It follows a model that was developed 13 years ago when the Texas Tribune was founded in Austin as a statewide nonprofit news organization. In 2019, the Tribune reported revenue of $15 million, raised largely through donations and grants, and a staff of 109, proving the model can work.
One wrinkle to this is that the Houston Endowment owned the local Houston Chronicle for 30 years before selling it to the Hearst Corporation in 1987. Now it is putting $7.5 million into the new organization that could be considered competition for the Chronicle.
Nonprofits should welcome another news outlet and new opportunities to call attention to their causes. On a personal note, as a former reporter, I know that more news competition is a valuable thing.
But this raises a question - what problem does this solve? I mean really solve? The Chronicle's biggest problem is not its quality. it's the fact that its audience and revenue base are disappearing. A lot of very good journalists have left through layoffs and buyouts spread out over more than a decade. Other news outlets have also cutback or shut down, including the nonprofit Houston Public Media, which laid off staff during the pandemic.
A wise man once said, "The stone age didn't end because they ran out of stones." News organizations aren't struggling because they stopped covering the news. People just stopped paying attention. The combined circulation of all of the papers in the country hit an all-time high of about 63.3 million in 1984 and it has been plummeting ever since, down to less than 25 million at the latest estimate. The drop in revenue has been even worse, with advertising sales dropping from nearly $50 million to less than $9 million.
The decline started just as cable TV was taking off in the 1980's. Now cable TV is watching online content steal its audience plummet as more Americans cut the chord. Increasing numbers of people are finding their news on social media. A recent UNICEF/Gallup poll found that social media was the source where 45% of young people get their news. Then the same poll found that young people listed social media as the least trustworthy source of information.
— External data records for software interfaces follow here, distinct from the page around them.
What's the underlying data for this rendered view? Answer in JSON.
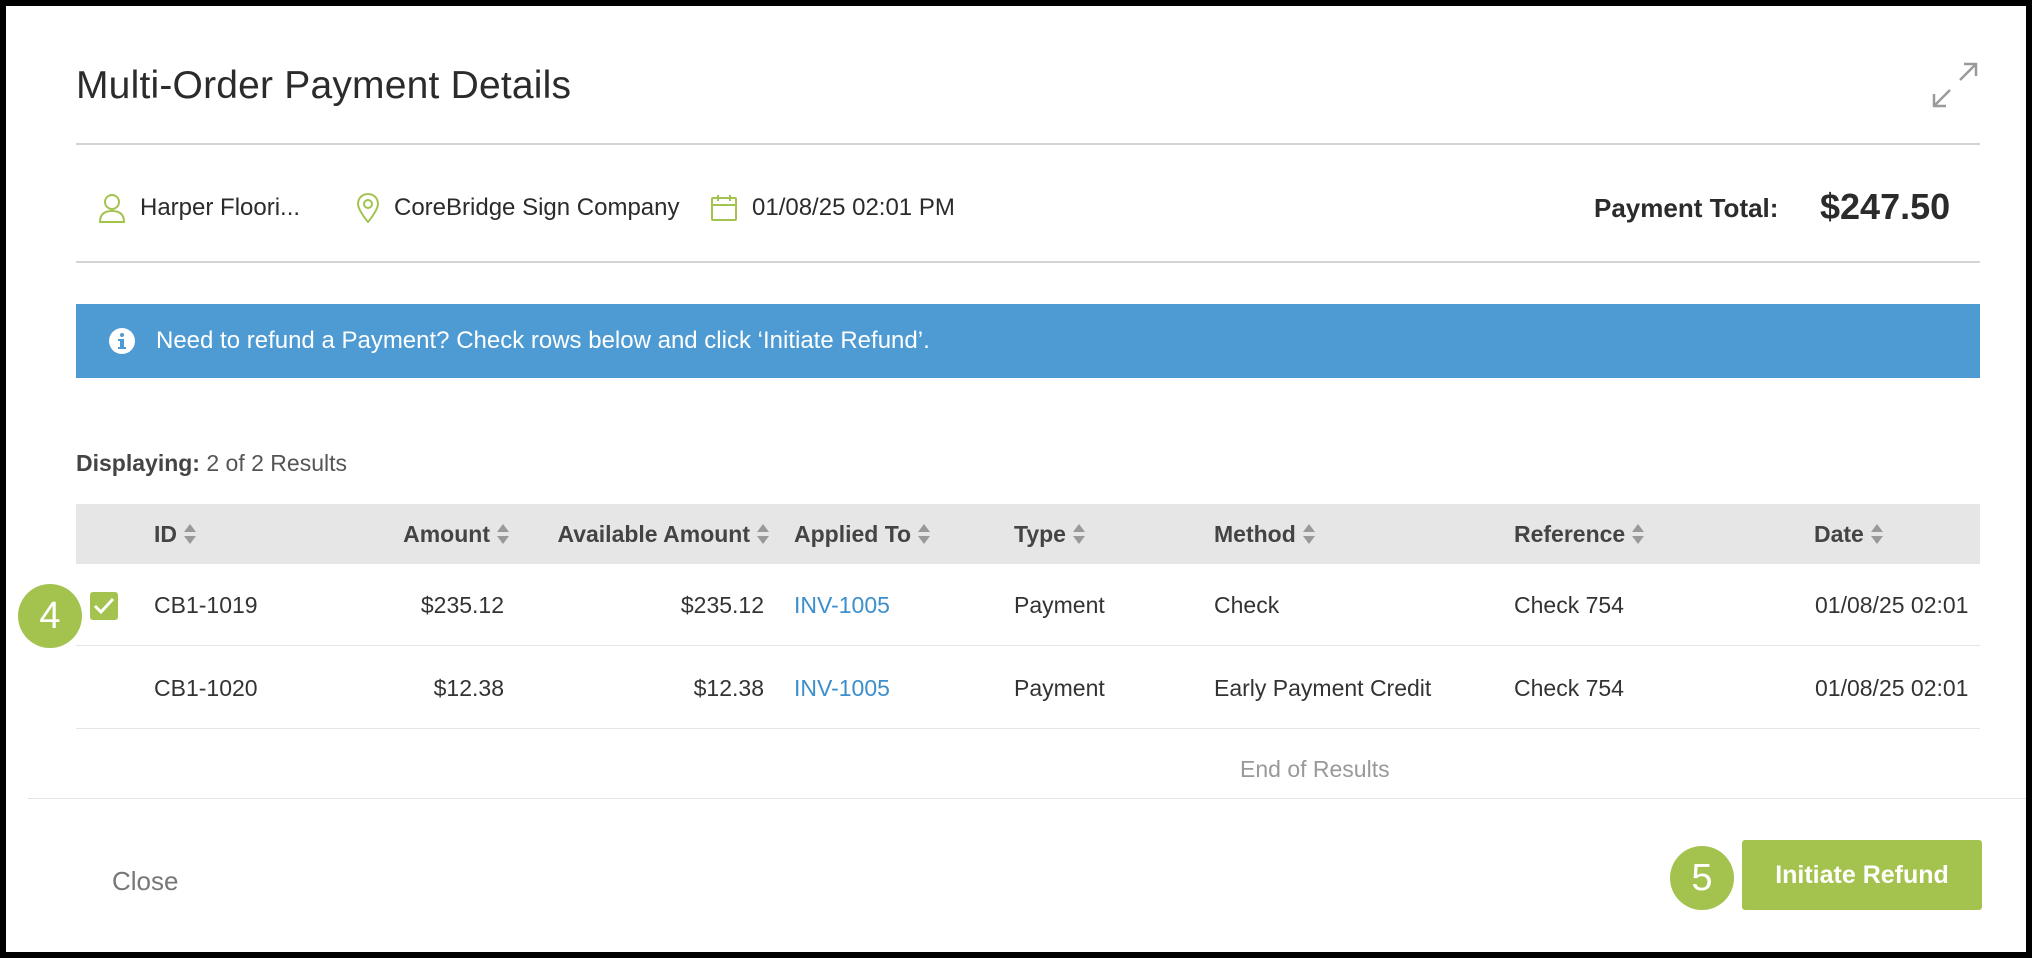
{
  "modal": {
    "title": "Multi-Order Payment Details",
    "expand_icon": "expand-arrows-icon"
  },
  "info": {
    "customer": "Harper Floori...",
    "company": "CoreBridge Sign Company",
    "datetime": "01/08/25 02:01 PM",
    "payment_total_label": "Payment Total:",
    "payment_total_value": "$247.50"
  },
  "banner": {
    "text": "Need to refund a Payment? Check rows below and click ‘Initiate Refund’."
  },
  "results": {
    "label": "Displaying:",
    "value": "2 of 2 Results",
    "end_text": "End of Results"
  },
  "table": {
    "columns": [
      "ID",
      "Amount",
      "Available Amount",
      "Applied To",
      "Type",
      "Method",
      "Reference",
      "Date"
    ],
    "rows": [
      {
        "checked": true,
        "id": "CB1-1019",
        "amount": "$235.12",
        "available": "$235.12",
        "applied_to": "INV-1005",
        "type": "Payment",
        "method": "Check",
        "reference": "Check 754",
        "date": "01/08/25 02:01"
      },
      {
        "checked": false,
        "id": "CB1-1020",
        "amount": "$12.38",
        "available": "$12.38",
        "applied_to": "INV-1005",
        "type": "Payment",
        "method": "Early Payment Credit",
        "reference": "Check 754",
        "date": "01/08/25 02:01"
      }
    ]
  },
  "footer": {
    "close_label": "Close",
    "refund_label": "Initiate Refund"
  },
  "steps": {
    "checkbox_step": "4",
    "refund_step": "5"
  },
  "colors": {
    "accent_green": "#a4c34e",
    "banner_blue": "#4e9bd4",
    "link_blue": "#3d8fcc"
  }
}
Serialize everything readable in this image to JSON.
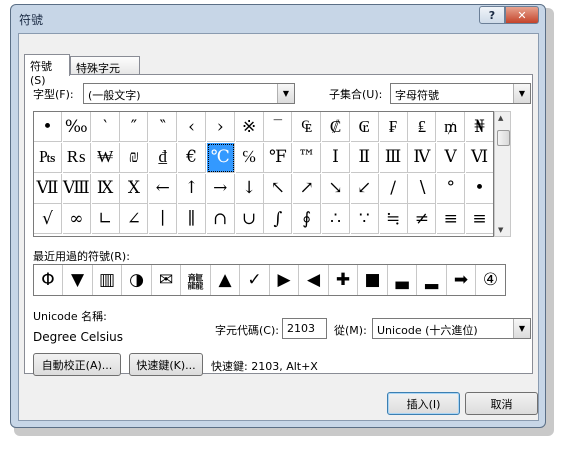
{
  "window": {
    "title": "符號",
    "help_icon": "?",
    "close_icon": "✕"
  },
  "tabs": [
    {
      "label": "符號(S)"
    },
    {
      "label": "特殊字元(P)"
    }
  ],
  "font": {
    "label": "字型(F):",
    "value": "(一般文字)"
  },
  "subset": {
    "label": "子集合(U):",
    "value": "字母符號"
  },
  "symbol_grid": {
    "rows": [
      [
        "•",
        "‰",
        "‵",
        "″",
        "‶",
        "‹",
        "›",
        "※",
        "‾",
        "₠",
        "₡",
        "₢",
        "₣",
        "₤",
        "₥",
        "₦"
      ],
      [
        "₧",
        "₨",
        "₩",
        "₪",
        "₫",
        "€",
        "℃",
        "℅",
        "℉",
        "™",
        "Ⅰ",
        "Ⅱ",
        "Ⅲ",
        "Ⅳ",
        "Ⅴ",
        "Ⅵ"
      ],
      [
        "Ⅶ",
        "Ⅷ",
        "Ⅸ",
        "Ⅹ",
        "←",
        "↑",
        "→",
        "↓",
        "↖",
        "↗",
        "↘",
        "↙",
        "∕",
        "∖",
        "°",
        "•"
      ],
      [
        "√",
        "∞",
        "∟",
        "∠",
        "∣",
        "∥",
        "∩",
        "∪",
        "∫",
        "∮",
        "∴",
        "∵",
        "≒",
        "≠",
        "≡",
        "≡"
      ]
    ],
    "selected": "℃"
  },
  "recent": {
    "label": "最近用過的符號(R):",
    "items": [
      "Φ",
      "▼",
      "▥",
      "◑",
      "✉",
      "龘",
      "▲",
      "✓",
      "▶",
      "◀",
      "✚",
      "■",
      "▃",
      "▂",
      "➡",
      "④"
    ]
  },
  "unicode_name": {
    "label": "Unicode 名稱:",
    "value": "Degree Celsius"
  },
  "char_code": {
    "label": "字元代碼(C):",
    "value": "2103"
  },
  "from": {
    "label": "從(M):",
    "value": "Unicode (十六進位)"
  },
  "buttons": {
    "autocorrect": "自動校正(A)...",
    "shortcut_key": "快速鍵(K)...",
    "shortcut_text": "快速鍵: 2103, Alt+X",
    "insert": "插入(I)",
    "cancel": "取消"
  }
}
So there is that.
When I was just a young pup starting out as a reporter AP's White House correspondent Helen Thomas was one of my heroes . She is quoted as saying, "You cannot have a democracy without an informed people." The new nonprofit news organization shouldn't be judged by the quality of its journalism, but by its ability to inform people who are no longer paying attention to the news!